Italy PM Meloni angles for EU role as ‘Trump whisperer’ and moderate leader of the new Right


With what seem a shrewd series of telephone calls to US Republican presidential candidate Donald Trump and visits alongside European Commission President Ursula von der Leyen, Italy’s Prime Minister Giorgia Meloni appears to be positioning herself as Trump’s interlocutor of choice in Europe and von der Leyen’s in Europe’s centre-right – as both aim for second terms.

Meloni has had regular private phone chats with Trump, Italian daily Il Foglio reported on March 16, bypassing both her diplomatic team in the Palazzo Chigi (the Italian PM’s official residence) and Italy’s Ambassador in Washington, Alessandro Cattaneo.

It is a difficult balancing act for Meloni, who must also maintain close ties with current US President Joseph Biden.

That comes as Meloni, who now heads the G7 made up of the world’s largest developed economies, dialled remotely into her February 24 first meeting as chair of the group from Kyiv.

While she works well with Biden, doubtless Meloni would get a Trump bump in her standing among European Union Member States.

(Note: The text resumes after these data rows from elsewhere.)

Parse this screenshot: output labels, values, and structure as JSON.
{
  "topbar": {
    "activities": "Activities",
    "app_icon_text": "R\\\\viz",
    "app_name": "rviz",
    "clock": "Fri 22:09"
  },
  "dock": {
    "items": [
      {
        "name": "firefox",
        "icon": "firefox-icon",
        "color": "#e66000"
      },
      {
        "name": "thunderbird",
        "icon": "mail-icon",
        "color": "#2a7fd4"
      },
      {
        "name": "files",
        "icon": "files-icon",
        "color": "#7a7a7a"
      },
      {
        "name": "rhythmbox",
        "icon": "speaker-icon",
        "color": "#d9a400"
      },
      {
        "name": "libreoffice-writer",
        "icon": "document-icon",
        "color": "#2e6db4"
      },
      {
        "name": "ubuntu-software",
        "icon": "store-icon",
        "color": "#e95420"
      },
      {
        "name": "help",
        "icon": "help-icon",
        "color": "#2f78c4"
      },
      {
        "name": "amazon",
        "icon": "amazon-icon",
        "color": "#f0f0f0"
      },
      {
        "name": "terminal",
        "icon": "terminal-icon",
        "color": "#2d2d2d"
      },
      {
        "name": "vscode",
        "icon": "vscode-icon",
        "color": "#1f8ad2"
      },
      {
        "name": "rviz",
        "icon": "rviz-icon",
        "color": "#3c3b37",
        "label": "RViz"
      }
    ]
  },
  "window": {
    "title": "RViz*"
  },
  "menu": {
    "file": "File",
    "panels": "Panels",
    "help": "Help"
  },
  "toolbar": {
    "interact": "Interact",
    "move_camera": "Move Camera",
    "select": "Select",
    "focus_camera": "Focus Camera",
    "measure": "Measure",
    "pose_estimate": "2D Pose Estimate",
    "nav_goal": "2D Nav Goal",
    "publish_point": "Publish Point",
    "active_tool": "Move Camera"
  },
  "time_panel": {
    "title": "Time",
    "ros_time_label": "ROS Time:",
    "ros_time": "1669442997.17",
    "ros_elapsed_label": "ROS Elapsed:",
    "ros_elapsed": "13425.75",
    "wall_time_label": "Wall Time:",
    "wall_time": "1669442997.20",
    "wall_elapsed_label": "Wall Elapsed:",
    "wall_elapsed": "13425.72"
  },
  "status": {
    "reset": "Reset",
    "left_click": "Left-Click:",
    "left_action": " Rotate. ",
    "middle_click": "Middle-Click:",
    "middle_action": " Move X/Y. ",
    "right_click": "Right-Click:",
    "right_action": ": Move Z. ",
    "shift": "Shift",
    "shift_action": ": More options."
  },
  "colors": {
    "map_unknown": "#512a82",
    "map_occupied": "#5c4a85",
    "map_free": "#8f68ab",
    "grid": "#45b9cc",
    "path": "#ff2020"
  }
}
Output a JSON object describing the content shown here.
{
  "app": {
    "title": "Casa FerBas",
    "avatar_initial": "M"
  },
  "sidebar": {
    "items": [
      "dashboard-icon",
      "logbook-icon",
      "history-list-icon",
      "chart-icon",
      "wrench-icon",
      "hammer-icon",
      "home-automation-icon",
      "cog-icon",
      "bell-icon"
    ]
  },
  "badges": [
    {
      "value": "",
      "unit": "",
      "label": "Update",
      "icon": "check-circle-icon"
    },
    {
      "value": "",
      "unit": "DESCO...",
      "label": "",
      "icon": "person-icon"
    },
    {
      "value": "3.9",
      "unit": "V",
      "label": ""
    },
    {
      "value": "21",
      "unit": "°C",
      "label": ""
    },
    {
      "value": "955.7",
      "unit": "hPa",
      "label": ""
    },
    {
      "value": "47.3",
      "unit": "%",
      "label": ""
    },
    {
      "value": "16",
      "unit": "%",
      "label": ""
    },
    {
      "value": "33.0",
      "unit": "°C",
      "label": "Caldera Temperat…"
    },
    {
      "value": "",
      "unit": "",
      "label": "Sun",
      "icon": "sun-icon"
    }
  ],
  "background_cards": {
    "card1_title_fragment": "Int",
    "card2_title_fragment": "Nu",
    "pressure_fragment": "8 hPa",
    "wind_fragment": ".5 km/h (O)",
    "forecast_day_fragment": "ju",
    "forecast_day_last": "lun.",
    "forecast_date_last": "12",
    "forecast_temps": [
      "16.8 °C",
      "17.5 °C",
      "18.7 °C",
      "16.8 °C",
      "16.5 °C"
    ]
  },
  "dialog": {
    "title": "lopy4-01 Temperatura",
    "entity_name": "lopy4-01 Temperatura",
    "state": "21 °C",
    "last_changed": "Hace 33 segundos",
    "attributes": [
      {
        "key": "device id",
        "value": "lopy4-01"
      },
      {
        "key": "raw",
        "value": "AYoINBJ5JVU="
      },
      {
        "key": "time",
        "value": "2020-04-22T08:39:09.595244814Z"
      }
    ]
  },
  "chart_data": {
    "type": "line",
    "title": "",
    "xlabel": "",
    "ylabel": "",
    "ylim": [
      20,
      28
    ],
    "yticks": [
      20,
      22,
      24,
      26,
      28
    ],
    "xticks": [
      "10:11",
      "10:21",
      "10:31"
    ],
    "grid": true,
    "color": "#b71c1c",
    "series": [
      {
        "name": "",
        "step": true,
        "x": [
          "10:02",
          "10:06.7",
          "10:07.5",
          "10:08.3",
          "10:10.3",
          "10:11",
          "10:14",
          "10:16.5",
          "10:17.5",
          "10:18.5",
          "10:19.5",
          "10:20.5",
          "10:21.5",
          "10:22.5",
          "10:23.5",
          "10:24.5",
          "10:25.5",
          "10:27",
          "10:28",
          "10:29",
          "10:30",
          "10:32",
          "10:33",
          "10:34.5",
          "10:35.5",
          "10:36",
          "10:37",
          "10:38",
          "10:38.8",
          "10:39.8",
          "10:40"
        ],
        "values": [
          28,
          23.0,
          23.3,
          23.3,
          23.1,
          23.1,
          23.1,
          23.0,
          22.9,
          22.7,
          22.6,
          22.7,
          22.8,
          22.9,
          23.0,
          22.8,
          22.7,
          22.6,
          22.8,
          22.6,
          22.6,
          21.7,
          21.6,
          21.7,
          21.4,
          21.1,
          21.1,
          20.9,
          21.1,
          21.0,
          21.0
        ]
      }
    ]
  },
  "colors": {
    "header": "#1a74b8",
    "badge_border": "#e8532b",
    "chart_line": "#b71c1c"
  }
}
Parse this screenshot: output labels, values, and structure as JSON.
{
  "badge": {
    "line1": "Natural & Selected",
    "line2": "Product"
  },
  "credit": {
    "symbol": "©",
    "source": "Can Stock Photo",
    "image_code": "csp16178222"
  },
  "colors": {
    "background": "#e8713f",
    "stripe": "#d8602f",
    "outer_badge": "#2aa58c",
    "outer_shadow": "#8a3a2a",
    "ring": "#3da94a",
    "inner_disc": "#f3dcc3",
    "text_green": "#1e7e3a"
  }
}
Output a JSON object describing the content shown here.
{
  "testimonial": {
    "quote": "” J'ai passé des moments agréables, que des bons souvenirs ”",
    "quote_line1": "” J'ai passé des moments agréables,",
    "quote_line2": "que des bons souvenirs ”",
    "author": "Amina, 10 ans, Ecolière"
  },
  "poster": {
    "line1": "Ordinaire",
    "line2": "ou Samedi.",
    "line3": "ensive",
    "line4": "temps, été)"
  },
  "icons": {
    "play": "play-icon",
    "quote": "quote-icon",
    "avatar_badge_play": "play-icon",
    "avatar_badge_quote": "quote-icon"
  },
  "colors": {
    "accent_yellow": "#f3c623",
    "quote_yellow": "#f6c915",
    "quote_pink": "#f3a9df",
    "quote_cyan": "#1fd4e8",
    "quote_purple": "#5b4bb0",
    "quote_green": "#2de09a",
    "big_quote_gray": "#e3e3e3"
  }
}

In July 2018, Dutch Prime Minister Mark Rutte first acquired the nickname of “the Trump whisperer” when he rescued a tense meeting of NATO’s North Atlantic Council in Brussels by soothing a US president – Trump –  who had threatened “go our own way”.

The post is now vacant. Rutte is a caretaker PM, for as long as it takes to form a Dutch government after November 2023 elections.

While France’s President Emmanuel Macron also views himself as a disruptor and held his own daily tête-à-têtes via phone with Trump in April 2018 when the two countries launched air strikes in Syria, he steps down as French leader in 2027.

Otherwise, only a few EU leaders remain from Trump’s 2016-2020 term: Hungary’s Prime Minister Victor Orbán, Romania’s President Klaus Iohannis, Portugal’s Prime Minister António Costa, Croatia’s Prime Minister Andrej Plenković, Spain’s Prime Minister Pedro Sánchez and Denmark’s Prime Minister Mette Frederiksen.

Although Meloni’s political skills are admirable, balancing Trump and Biden will test them, as will inevitable photo opportunities beside von der Leyen with her own Eurosceptic party membership.

Still, former European Central Bank vice-president Vitor Constâncio praised Meloni’s “political skills”, which “increased her power in Europe to shift policies and foster her leadership of the European groups to the right of centre-right”, he said.

Il Foglio journalist Simone Canettieri added she was “building a direct rapport with the Republican candidate”.

Meloni increased her overall standing by visiting Biden in Washington on March 1, outlining common causes on Ukraine, migration and preventing further escalations of problems in the Middle East.

“As you said when we first met here in the Oval, Giorgia, we have each others’ backs,” said Biden at the time.

“And you’ve demonstrated that from the moment you took office.”

These were considerable achievements for Meloni. In September 2023, Biden had included her on a list of global threats to democracy, telling a Democratic Governors Association fundraiser: “You just saw what’s happened in Italy in that election”.

It is also, perhaps, wise for Meloni to spread her bets in a US presidential race where in March, Trump held a small electoral college lead (236 to Biden’s 226) but with much hanging on variables such as registration and turnout in Pennsylvania. There, in 2020, the 20 electoral college votes were won by Biden with 50.01 per cent.

For von der Leyen to gain a second term as EC President, she will need good relations with an expanded centre-right bloc of MEPs after June’s European Parliament elections. Meloni has been her regular travel companion over issues such as migration, with trips to Tunisia and Egypt among others.

Meloni has had a good war so far. On February 24, marking the second anniversary of Russia’s full-scale invasion of Ukraine with a visit to Kyiv, she signed a 10-year security deal between Italy and the embattled country.

Ukraine allowed her to break with other European leaders on the Right – and segments of her own party – to show Washington and Brussels she can take a hard line against newly re-elected Russian President Vladimir Putin.

Her “decision to head the first G7 meeting of the Italian presidency from Kyiv was not only symbolic, but substantive”, said Dario Cristiani of the German Marshall Fund, a non-partisan US public policy think-tank that seeks to promote co-operation between North America and the EU.

How her support for Ukraine would play in a second Trump presidency may prove her most difficult balancing act yet.

According to former Canadian diplomat Steven Kaufmann, as a “strong Ukraine supporter”, Meloni shows: “Europe will support Ukraine as the US dithers and studies its navel.”